ELIZABETHTOWN, Kentucky — State and local leaders from across Kentucky gathered on Nov. 1 to discuss options for diverting individuals with mental illness, substance abuse disorders, and other behavioral health needs into treatment instead of the criminal justice system.

Hosted by the Crime and Justice Institute (CJI) and Kentucky Justice and Public Safety Cabinet, the forum provided an opportunity for jurisdictions to share examples of local diversion and treatment initiatives that could be expanded or adopted throughout the state.

“A majority of individuals cycling in and out of local jails struggle with mental illness,” said John Tilley, secretary of the Justice and Public Safety Cabinet. “Law enforcement agencies need more resources and better strategies to divert nonviolent offenders into treatment, which is more effective at protecting public safety than incarceration.”

CJI’s Lisa Margulies presented on national behavioral health statistics and the outcomes of criminal justice responses for individuals with mental health or substance abuse disorders. Margulies said individuals with behavioral health needs in the criminal justice system are at risk for negative outcomes such as victimization, longer time served, and higher likelihood of parole revocation. Collaborative reentry support is critical to help individuals with behavioral health issues remain crime free after returning to the community.

Kentucky law enforcement agencies have already begun implementing innovative programs and strategies designed to intervene at initial police contact to prevent an individual from entering the criminal justice system.
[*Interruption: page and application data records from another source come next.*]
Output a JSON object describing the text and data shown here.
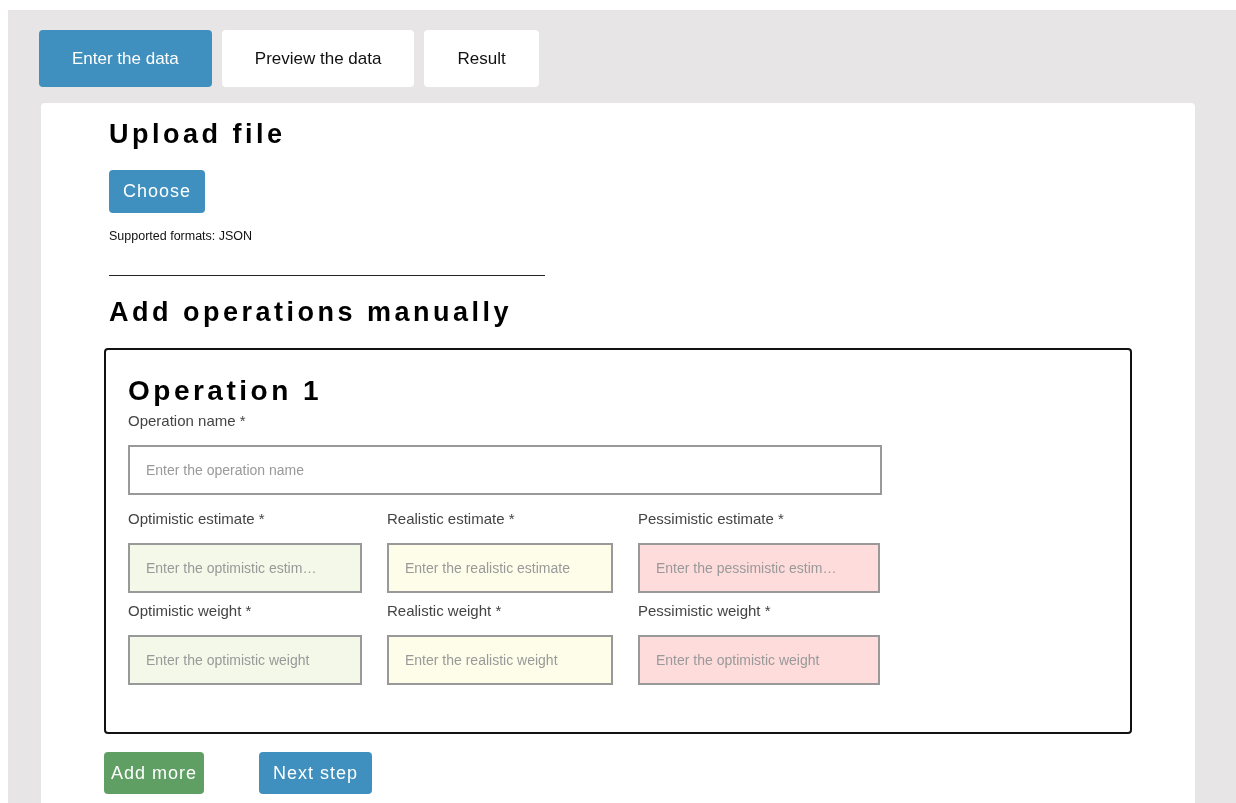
{
  "tabs": [
    {
      "label": "Enter the data",
      "selected": true
    },
    {
      "label": "Preview the data",
      "selected": false
    },
    {
      "label": "Result",
      "selected": false
    }
  ],
  "upload": {
    "title": "Upload file",
    "button": "Choose",
    "note": "Supported formats: JSON"
  },
  "manual": {
    "title": "Add operations manually"
  },
  "operation": {
    "title": "Operation 1",
    "name_field": {
      "label": "Operation name *",
      "placeholder": "Enter the operation name"
    },
    "estimate_fields": [
      {
        "label": "Optimistic estimate *",
        "placeholder": "Enter the optimistic estim…",
        "color": "#f3f8e8"
      },
      {
        "label": "Realistic estimate *",
        "placeholder": "Enter the realistic estimate",
        "color": "#fefdea"
      },
      {
        "label": "Pessimistic estimate *",
        "placeholder": "Enter the pessimistic estim…",
        "color": "#fedcdb"
      }
    ],
    "weight_fields": [
      {
        "label": "Optimistic weight *",
        "placeholder": "Enter the optimistic weight",
        "color": "#f3f8e8"
      },
      {
        "label": "Realistic weight *",
        "placeholder": "Enter the realistic weight",
        "color": "#fefdea"
      },
      {
        "label": "Pessimistic weight *",
        "placeholder": "Enter the optimistic weight",
        "color": "#fedcdb"
      }
    ]
  },
  "buttons": [
    {
      "label": "Add more",
      "kind": "add"
    },
    {
      "label": "Next step",
      "kind": "next"
    }
  ]
}
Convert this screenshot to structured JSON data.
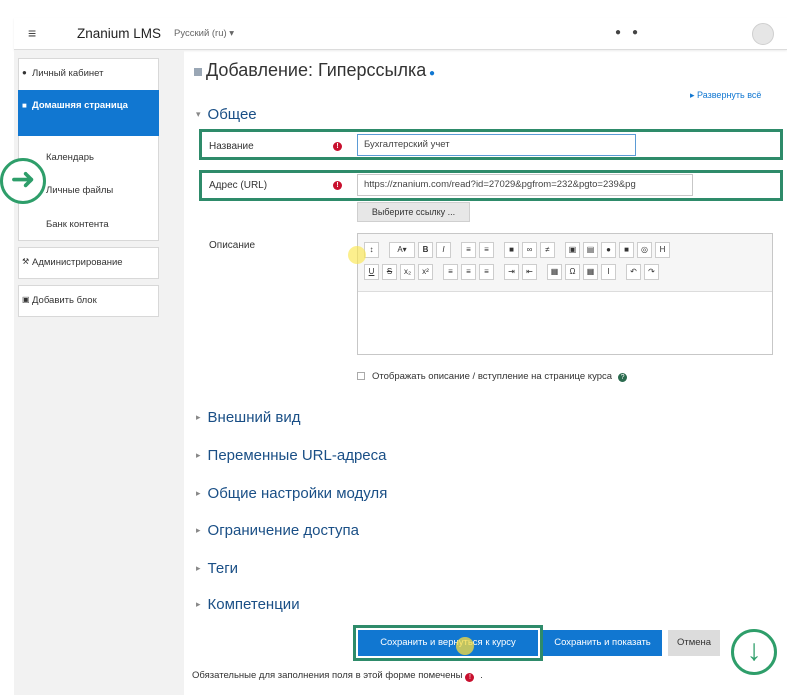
{
  "navbar": {
    "brand": "Znanium LMS",
    "language": "Русский (ru) ▾",
    "icons": [
      "menu-icon",
      "bell-icon",
      "chat-icon",
      "avatar",
      "chevron-down-icon"
    ]
  },
  "sidebar": {
    "items": [
      {
        "label": "Личный кабинет",
        "icon": "dashboard-icon"
      },
      {
        "label": "Домашняя страница",
        "icon": "home-icon",
        "active": true
      },
      {
        "label": "Календарь",
        "icon": "calendar-icon"
      },
      {
        "label": "Личные файлы",
        "icon": "file-icon"
      },
      {
        "label": "Банк контента",
        "icon": "cube-icon"
      },
      {
        "label": "Администрирование",
        "icon": "wrench-icon"
      },
      {
        "label": "Добавить блок",
        "icon": "plus-square-icon"
      }
    ]
  },
  "page": {
    "title": "Добавление: Гиперссылка",
    "expand_all": "▸ Развернуть всё",
    "section_general": "Общее"
  },
  "form": {
    "name_label": "Название",
    "name_value": "Бухгалтерский учет",
    "url_label": "Адрес (URL)",
    "url_value": "https://znanium.com/read?id=27029&pgfrom=232&pgto=239&pg",
    "choose_link": "Выберите ссылку ...",
    "description_label": "Описание",
    "show_description": "Отображать описание / вступление на странице курса"
  },
  "collapsed_sections": [
    "Внешний вид",
    "Переменные URL-адреса",
    "Общие настройки модуля",
    "Ограничение доступа",
    "Теги",
    "Компетенции"
  ],
  "buttons": {
    "save_return": "Сохранить и вернуться к курсу",
    "save_show": "Сохранить и показать",
    "cancel": "Отмена"
  },
  "footnote": "Обязательные для заполнения поля в этой форме помечены",
  "colors": {
    "accent": "#1177d1",
    "highlight": "#2e8b6a",
    "required": "#c8102e"
  }
}
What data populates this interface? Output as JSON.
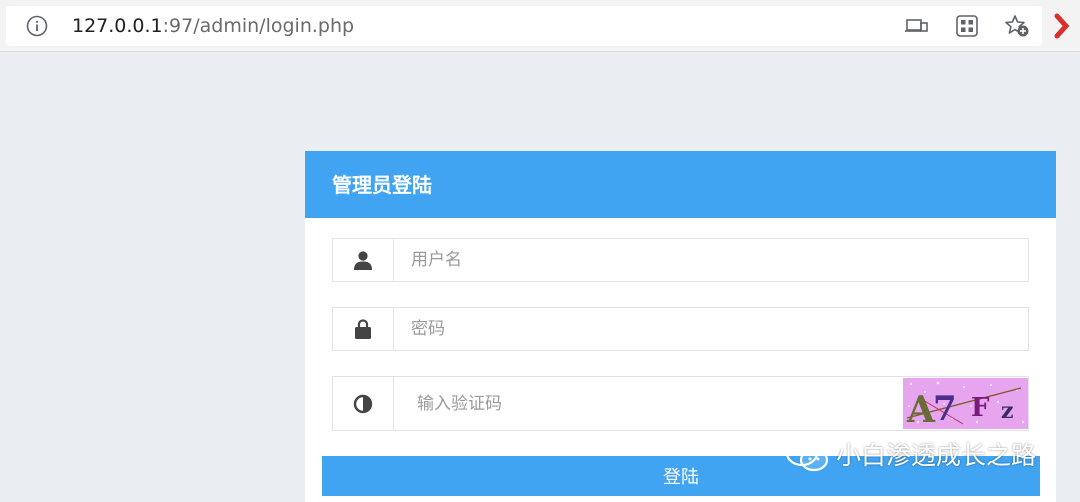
{
  "browser": {
    "url_host": "127.0.0.1",
    "url_rest": ":97/admin/login.php",
    "icons": [
      "info-icon",
      "cast-icon",
      "apps-icon",
      "star-add-icon"
    ]
  },
  "login": {
    "title": "管理员登陆",
    "username_placeholder": "用户名",
    "password_placeholder": "密码",
    "captcha_placeholder": "输入验证码",
    "captcha_text": "A7Fz",
    "submit_label": "登陆",
    "accent_color": "#40a4f2"
  },
  "watermark": {
    "text": "小白渗透成长之路"
  }
}
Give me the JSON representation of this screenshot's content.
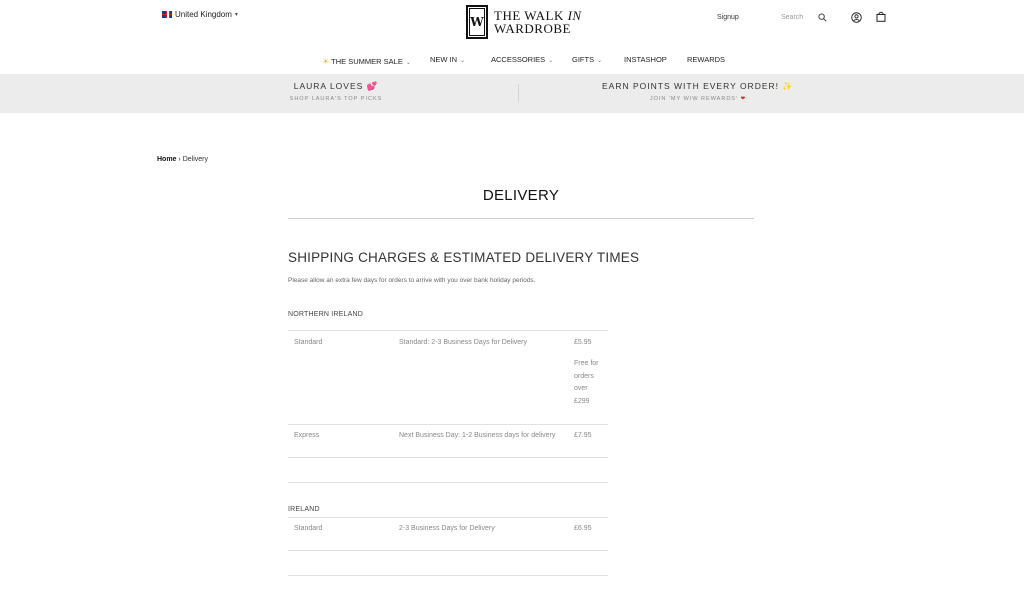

The Alexandria Police Department now has two staff social workers, and multiple agencies have adopted the Angel Program, a national model built on the idea that individuals with drug addiction can seek help accessing treatment at local police departments without fearing arrest for relatively minor drug crimes. A panel of law enforcement officials highlighted these programs and identified ongoing barriers, such as the need for additional officers trained in diversion strategies and funding for social workers.

In addition to diversion, the Kentucky forum focused on the growing need to address behavioral health challenges of individuals already involved in the criminal justice system. Kentucky has made significant progress in addressing behavioral health needs in recent years, but experts who spoke at the forum said there is more work to be done to strengthen community-based partnerships and adopt evidence-based solutions to address ongoing challenges. Programs in Kentucky such as the Living Room provide evidence-based methods of treatment that meet individuals where they are while promoting positive long term outcomes.

“In every corner of Kentucky, law enforcement agencies are grappling with more encounters related to mental illness and substance use disorder,” Tilley said. “This forum was a crucial first step in exploring best practices, both here and across the country. The panelists brought a wealth of knowledge and experience, and I look forward to using this conversation as a springboard to improve policy, strengthen public safety, and increase treatment and save lives.”

The event was the third in a series of forums hosted by CJI as part of an initiative of the Department of Justice’s Bureau of Justice Assistance designed to encourage collaborative criminal justice reform efforts across the nation. In the coming months CJI will host two additional forums.